■ Exercise directions:
Please report how many lines in the data below contain "宠物行业分析报告". Nothing besides the number should be written.

■ Available data:
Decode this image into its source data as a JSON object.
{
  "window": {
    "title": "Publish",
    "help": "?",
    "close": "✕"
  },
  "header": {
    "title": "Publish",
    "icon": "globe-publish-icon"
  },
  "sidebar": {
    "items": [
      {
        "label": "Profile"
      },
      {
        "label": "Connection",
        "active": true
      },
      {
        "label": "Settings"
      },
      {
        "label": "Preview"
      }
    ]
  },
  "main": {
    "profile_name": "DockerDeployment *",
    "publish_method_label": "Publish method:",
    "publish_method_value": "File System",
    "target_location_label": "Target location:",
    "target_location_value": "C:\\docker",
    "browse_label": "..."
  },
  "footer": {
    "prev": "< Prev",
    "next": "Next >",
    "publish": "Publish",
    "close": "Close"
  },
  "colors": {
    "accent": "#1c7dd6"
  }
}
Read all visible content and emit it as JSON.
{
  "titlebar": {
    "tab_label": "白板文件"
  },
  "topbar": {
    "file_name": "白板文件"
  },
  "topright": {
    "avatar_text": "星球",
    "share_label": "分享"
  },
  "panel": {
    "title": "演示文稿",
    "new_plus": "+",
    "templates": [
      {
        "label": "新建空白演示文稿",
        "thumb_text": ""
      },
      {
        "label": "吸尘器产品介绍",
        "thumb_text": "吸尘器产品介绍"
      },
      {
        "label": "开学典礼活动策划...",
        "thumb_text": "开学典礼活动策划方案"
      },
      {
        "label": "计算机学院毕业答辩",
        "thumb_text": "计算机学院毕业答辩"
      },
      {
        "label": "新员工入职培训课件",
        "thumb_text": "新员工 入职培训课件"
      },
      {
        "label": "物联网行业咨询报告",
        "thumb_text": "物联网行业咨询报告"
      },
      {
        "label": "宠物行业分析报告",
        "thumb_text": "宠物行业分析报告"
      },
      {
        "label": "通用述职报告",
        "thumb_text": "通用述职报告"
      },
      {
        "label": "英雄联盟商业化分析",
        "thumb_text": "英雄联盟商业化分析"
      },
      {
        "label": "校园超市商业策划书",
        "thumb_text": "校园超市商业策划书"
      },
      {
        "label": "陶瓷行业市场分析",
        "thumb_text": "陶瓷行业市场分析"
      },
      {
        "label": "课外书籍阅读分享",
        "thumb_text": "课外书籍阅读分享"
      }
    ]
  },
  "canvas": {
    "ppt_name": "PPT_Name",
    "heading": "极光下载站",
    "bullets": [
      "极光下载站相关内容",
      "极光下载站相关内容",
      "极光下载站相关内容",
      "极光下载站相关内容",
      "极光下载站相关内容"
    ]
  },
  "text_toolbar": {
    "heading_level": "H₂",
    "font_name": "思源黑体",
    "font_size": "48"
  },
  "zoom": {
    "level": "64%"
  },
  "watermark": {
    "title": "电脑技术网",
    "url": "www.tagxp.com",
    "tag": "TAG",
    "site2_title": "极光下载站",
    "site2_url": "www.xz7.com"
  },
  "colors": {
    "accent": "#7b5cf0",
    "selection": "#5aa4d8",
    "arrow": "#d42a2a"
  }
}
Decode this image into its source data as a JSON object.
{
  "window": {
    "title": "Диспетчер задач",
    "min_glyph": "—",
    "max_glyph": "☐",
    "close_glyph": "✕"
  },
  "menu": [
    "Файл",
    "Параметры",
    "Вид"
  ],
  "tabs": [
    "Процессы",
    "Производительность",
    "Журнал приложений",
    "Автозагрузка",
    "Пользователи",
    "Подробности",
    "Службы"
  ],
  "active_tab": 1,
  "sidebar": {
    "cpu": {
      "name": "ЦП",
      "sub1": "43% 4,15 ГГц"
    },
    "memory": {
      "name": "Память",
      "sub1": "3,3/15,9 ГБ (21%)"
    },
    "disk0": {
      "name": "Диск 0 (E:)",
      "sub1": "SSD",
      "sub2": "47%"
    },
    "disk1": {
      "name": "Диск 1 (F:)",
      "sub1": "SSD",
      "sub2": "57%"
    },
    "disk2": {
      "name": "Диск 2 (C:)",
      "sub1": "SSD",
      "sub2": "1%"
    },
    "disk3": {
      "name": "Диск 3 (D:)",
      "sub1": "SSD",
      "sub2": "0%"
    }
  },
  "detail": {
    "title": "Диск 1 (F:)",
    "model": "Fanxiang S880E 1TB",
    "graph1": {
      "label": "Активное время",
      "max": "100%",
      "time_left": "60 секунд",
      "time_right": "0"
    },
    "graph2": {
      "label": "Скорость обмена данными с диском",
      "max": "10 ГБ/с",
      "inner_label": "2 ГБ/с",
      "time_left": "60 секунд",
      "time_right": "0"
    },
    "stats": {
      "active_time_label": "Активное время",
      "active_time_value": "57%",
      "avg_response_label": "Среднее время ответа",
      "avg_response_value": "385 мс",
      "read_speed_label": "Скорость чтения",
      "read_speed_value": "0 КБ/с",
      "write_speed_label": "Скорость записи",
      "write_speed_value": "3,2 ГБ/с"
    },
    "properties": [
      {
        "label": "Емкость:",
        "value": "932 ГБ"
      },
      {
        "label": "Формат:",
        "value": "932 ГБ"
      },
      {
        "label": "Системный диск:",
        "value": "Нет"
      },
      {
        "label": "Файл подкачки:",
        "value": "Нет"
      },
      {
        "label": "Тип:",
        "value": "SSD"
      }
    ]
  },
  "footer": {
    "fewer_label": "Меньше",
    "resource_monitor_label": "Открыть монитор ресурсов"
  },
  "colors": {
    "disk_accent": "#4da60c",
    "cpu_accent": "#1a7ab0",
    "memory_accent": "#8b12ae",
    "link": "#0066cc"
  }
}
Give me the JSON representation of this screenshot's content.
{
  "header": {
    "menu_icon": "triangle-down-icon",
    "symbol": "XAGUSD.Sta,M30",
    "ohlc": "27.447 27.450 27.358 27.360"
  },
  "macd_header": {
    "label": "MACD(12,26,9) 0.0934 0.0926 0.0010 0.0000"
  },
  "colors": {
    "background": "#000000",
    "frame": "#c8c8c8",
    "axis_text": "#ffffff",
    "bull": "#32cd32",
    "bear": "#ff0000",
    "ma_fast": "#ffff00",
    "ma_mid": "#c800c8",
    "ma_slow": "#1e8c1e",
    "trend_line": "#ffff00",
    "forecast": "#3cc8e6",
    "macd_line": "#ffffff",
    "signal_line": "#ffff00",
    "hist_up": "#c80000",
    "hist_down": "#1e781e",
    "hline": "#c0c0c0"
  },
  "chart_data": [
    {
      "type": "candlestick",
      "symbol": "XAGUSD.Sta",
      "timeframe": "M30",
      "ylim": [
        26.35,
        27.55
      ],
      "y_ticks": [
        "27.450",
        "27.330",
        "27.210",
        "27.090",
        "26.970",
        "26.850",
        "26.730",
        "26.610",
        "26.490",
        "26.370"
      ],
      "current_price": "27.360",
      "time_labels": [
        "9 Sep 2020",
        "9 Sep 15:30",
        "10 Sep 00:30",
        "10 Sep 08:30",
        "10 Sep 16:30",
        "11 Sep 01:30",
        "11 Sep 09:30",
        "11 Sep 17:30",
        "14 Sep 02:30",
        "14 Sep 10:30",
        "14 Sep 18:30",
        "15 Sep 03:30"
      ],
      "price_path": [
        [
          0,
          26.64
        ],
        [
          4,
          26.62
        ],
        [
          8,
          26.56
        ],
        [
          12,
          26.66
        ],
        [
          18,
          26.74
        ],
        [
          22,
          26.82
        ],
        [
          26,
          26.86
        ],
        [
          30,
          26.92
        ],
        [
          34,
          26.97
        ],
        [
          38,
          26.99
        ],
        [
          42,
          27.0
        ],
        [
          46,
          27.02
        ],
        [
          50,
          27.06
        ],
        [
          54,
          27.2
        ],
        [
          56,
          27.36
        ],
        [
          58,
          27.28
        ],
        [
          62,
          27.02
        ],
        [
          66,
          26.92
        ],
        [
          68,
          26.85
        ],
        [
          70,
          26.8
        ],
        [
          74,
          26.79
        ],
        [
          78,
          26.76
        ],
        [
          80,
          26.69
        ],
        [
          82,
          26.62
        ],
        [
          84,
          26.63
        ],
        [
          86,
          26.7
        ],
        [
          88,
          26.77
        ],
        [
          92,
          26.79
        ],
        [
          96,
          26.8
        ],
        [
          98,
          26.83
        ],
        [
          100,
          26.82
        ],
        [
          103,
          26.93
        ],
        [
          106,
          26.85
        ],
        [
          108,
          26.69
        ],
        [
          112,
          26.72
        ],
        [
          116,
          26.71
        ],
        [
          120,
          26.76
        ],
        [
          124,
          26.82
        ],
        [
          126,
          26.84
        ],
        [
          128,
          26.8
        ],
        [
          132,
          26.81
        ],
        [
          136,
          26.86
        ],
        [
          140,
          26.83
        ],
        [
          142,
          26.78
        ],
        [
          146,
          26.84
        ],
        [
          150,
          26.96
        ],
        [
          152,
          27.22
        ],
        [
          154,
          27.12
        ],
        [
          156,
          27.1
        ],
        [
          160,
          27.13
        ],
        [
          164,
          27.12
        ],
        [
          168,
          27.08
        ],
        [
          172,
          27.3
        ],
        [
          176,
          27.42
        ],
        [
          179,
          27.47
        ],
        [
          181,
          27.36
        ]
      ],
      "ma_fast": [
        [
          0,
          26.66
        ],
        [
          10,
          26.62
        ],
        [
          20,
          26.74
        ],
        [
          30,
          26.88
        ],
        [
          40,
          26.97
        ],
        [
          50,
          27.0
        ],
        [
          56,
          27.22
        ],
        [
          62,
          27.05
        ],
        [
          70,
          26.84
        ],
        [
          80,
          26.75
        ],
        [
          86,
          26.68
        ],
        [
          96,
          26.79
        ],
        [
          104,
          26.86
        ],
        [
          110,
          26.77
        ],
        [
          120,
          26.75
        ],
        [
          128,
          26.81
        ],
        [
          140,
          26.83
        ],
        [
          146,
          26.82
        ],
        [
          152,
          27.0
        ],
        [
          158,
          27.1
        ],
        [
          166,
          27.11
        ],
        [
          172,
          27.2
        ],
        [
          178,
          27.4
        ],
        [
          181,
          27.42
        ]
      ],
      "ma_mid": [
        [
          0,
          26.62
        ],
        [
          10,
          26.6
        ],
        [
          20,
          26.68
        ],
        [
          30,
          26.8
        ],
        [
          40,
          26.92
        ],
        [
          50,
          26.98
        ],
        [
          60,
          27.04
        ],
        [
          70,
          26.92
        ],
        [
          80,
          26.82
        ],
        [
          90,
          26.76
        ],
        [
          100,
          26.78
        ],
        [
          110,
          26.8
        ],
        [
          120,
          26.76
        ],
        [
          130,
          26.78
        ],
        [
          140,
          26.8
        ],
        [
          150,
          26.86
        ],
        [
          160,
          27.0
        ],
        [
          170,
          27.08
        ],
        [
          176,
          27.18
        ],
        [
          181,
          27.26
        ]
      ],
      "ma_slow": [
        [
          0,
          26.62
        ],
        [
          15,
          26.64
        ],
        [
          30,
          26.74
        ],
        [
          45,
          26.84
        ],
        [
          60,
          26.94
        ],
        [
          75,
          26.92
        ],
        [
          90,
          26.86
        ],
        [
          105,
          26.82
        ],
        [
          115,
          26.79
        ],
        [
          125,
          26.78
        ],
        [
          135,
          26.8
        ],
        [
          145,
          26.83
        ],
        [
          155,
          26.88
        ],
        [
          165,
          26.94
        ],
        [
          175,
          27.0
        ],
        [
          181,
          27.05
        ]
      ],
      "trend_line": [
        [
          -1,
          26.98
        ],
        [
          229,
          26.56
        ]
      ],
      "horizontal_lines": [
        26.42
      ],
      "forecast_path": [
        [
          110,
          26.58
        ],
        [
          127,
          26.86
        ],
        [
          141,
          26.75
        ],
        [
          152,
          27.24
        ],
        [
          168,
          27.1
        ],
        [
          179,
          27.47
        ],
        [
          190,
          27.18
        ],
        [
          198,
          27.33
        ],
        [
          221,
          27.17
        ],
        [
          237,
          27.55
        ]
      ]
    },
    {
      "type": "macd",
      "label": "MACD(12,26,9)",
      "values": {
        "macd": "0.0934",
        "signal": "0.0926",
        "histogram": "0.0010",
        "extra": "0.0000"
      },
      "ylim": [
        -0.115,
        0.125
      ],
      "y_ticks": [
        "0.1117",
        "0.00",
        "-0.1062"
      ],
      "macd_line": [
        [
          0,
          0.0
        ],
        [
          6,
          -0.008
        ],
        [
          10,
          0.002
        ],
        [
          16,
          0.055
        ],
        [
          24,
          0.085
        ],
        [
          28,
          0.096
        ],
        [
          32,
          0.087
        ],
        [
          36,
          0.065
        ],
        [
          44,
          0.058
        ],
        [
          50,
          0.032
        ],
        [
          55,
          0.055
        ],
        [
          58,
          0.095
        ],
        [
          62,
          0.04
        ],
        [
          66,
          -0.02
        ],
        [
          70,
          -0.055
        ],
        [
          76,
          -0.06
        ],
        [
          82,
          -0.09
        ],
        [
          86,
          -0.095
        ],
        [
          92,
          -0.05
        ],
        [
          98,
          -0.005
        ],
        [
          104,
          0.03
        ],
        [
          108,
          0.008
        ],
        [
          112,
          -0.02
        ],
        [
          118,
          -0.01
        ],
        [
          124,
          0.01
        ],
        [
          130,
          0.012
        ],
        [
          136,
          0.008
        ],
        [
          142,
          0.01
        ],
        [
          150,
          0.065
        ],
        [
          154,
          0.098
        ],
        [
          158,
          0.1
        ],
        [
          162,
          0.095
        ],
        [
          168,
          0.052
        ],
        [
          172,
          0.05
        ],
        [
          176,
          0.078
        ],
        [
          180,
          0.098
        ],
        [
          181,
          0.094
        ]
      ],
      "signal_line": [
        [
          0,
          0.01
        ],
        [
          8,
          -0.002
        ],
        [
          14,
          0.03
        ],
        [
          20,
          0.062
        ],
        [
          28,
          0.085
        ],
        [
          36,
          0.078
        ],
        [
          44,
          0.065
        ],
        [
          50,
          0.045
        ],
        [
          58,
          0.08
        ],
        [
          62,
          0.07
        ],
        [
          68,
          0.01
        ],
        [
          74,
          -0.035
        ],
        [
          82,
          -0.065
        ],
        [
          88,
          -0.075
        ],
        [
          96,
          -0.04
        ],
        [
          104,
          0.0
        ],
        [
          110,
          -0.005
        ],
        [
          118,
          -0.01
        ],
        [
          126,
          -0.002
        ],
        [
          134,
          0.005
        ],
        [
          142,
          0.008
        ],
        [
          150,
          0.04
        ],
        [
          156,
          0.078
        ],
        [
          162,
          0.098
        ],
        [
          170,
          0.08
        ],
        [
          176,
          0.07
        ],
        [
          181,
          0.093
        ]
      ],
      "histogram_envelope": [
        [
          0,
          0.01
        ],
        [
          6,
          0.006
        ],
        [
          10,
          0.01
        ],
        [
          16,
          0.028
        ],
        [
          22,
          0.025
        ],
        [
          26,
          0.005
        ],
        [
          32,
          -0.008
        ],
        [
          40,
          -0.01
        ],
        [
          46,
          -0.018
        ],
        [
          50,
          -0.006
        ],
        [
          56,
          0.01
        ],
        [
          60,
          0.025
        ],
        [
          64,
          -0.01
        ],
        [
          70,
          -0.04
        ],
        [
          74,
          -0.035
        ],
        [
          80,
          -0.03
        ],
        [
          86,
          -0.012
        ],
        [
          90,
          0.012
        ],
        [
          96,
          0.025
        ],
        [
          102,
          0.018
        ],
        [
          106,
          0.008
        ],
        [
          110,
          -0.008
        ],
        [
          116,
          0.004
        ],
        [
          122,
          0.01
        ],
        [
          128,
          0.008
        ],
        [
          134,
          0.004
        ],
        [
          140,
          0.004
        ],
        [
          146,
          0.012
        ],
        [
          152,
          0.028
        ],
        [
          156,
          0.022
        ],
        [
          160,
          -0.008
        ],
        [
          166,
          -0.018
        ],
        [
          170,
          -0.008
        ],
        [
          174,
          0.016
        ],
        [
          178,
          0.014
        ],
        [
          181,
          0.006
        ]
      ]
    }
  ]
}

■ Exercise result:
2